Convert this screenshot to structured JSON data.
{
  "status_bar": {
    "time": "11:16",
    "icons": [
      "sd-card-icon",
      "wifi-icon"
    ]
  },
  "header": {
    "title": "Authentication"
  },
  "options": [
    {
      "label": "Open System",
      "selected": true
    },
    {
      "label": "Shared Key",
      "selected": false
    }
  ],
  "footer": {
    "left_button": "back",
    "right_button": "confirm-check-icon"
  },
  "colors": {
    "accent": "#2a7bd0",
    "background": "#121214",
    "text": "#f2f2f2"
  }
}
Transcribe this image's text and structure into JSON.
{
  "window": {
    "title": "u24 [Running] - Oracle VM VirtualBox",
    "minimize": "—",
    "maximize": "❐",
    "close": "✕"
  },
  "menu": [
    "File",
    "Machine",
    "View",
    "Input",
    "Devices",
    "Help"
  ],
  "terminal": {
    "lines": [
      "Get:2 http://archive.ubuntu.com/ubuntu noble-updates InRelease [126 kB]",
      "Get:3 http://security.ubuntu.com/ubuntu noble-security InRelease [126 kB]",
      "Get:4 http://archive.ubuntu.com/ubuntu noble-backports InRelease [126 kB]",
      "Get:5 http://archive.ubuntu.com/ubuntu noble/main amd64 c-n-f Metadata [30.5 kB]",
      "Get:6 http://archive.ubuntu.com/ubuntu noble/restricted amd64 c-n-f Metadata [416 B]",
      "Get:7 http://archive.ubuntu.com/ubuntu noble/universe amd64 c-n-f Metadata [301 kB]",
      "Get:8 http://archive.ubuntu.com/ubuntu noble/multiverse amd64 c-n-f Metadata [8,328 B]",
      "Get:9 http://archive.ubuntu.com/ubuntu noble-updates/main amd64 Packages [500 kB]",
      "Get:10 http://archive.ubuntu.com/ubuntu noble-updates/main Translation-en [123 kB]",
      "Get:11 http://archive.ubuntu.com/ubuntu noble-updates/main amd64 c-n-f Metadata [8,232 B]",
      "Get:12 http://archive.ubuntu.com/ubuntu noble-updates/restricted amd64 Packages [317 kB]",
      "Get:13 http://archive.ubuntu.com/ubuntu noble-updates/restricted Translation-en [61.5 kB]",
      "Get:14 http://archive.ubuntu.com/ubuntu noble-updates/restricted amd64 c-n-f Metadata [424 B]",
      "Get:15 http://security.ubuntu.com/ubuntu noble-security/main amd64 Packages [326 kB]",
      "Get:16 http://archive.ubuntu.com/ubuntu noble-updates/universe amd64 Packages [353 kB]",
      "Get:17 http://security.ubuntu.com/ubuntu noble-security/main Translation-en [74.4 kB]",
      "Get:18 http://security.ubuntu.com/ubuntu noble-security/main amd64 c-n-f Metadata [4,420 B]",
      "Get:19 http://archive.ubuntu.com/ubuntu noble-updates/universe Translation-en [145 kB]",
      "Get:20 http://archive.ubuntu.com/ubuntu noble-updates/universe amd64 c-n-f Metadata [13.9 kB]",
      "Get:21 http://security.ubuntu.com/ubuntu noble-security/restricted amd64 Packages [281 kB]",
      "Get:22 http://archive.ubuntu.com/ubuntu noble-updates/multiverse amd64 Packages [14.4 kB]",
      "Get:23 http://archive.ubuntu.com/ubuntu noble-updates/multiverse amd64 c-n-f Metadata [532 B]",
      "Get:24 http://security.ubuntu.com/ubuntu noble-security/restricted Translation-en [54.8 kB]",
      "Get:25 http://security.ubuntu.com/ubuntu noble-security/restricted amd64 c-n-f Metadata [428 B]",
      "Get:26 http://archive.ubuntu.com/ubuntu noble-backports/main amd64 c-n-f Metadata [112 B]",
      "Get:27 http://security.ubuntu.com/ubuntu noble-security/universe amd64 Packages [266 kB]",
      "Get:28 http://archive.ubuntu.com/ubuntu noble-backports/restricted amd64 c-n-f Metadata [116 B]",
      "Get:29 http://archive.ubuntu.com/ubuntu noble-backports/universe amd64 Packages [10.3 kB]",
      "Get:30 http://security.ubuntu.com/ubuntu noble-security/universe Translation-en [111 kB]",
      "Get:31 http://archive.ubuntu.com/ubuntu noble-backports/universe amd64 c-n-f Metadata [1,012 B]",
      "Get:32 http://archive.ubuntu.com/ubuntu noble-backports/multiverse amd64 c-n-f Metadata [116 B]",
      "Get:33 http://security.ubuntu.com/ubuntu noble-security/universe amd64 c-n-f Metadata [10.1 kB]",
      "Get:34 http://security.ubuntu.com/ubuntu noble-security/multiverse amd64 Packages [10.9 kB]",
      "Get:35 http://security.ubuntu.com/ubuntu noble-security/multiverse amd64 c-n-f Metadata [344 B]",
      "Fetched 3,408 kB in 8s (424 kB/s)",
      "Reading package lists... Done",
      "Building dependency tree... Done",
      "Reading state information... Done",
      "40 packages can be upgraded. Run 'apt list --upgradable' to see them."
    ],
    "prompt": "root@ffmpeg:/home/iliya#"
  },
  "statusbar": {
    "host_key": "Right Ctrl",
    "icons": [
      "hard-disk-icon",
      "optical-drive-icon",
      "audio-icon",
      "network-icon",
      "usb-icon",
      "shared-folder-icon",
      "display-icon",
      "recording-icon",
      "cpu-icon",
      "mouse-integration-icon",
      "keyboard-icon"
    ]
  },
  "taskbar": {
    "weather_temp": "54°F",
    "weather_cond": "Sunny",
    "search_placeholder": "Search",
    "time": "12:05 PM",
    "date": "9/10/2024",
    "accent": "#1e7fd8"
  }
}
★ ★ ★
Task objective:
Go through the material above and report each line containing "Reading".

Expected answer:
      "Reading package lists... Done",
      "Reading state information... Done",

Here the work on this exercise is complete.